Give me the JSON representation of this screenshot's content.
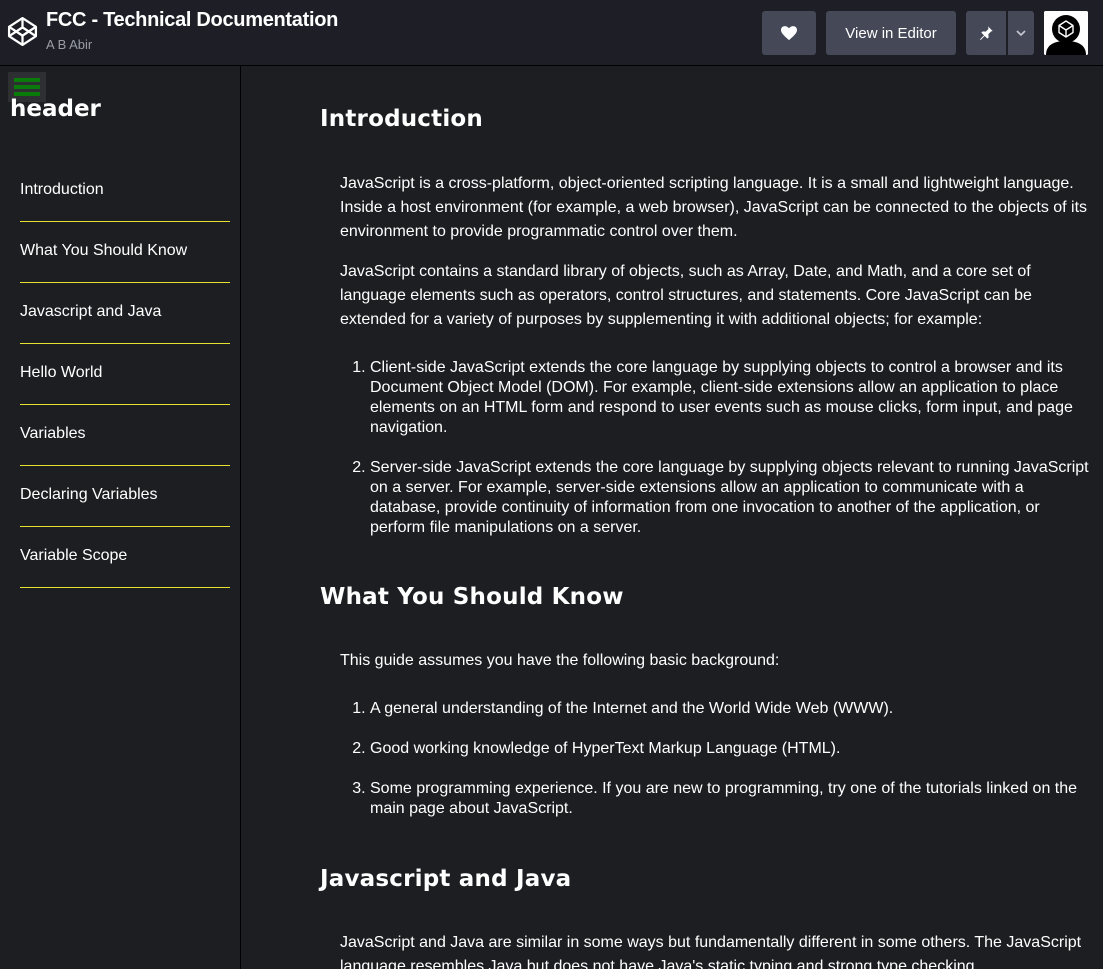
{
  "topbar": {
    "title": "FCC - Technical Documentation",
    "author": "A B Abir",
    "view_in_editor": "View in Editor",
    "heart_icon": "heart-icon",
    "pin_icon": "pin-icon",
    "chevron_icon": "chevron-down-icon",
    "logo_icon": "codepen-logo-icon"
  },
  "sidebar": {
    "header": "header",
    "items": [
      {
        "label": "Introduction"
      },
      {
        "label": "What You Should Know"
      },
      {
        "label": "Javascript and Java"
      },
      {
        "label": "Hello World"
      },
      {
        "label": "Variables"
      },
      {
        "label": "Declaring Variables"
      },
      {
        "label": "Variable Scope"
      }
    ],
    "accent_color": "#e8e030"
  },
  "main": {
    "sections": [
      {
        "heading": "Introduction",
        "paragraphs": [
          "JavaScript is a cross-platform, object-oriented scripting language. It is a small and lightweight language. Inside a host environment (for example, a web browser), JavaScript can be connected to the objects of its environment to provide programmatic control over them.",
          "JavaScript contains a standard library of objects, such as Array, Date, and Math, and a core set of language elements such as operators, control structures, and statements. Core JavaScript can be extended for a variety of purposes by supplementing it with additional objects; for example:"
        ],
        "list": [
          "Client-side JavaScript extends the core language by supplying objects to control a browser and its Document Object Model (DOM). For example, client-side extensions allow an application to place elements on an HTML form and respond to user events such as mouse clicks, form input, and page navigation.",
          "Server-side JavaScript extends the core language by supplying objects relevant to running JavaScript on a server. For example, server-side extensions allow an application to communicate with a database, provide continuity of information from one invocation to another of the application, or perform file manipulations on a server."
        ]
      },
      {
        "heading": "What You Should Know",
        "paragraphs": [
          "This guide assumes you have the following basic background:"
        ],
        "list": [
          "A general understanding of the Internet and the World Wide Web (WWW).",
          "Good working knowledge of HyperText Markup Language (HTML).",
          "Some programming experience. If you are new to programming, try one of the tutorials linked on the main page about JavaScript."
        ]
      },
      {
        "heading": "Javascript and Java",
        "paragraphs": [
          "JavaScript and Java are similar in some ways but fundamentally different in some others. The JavaScript language resembles Java but does not have Java's static typing and strong type checking."
        ]
      }
    ]
  }
}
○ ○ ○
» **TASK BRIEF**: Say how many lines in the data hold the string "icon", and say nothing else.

» **RESPONSE AREA**: 4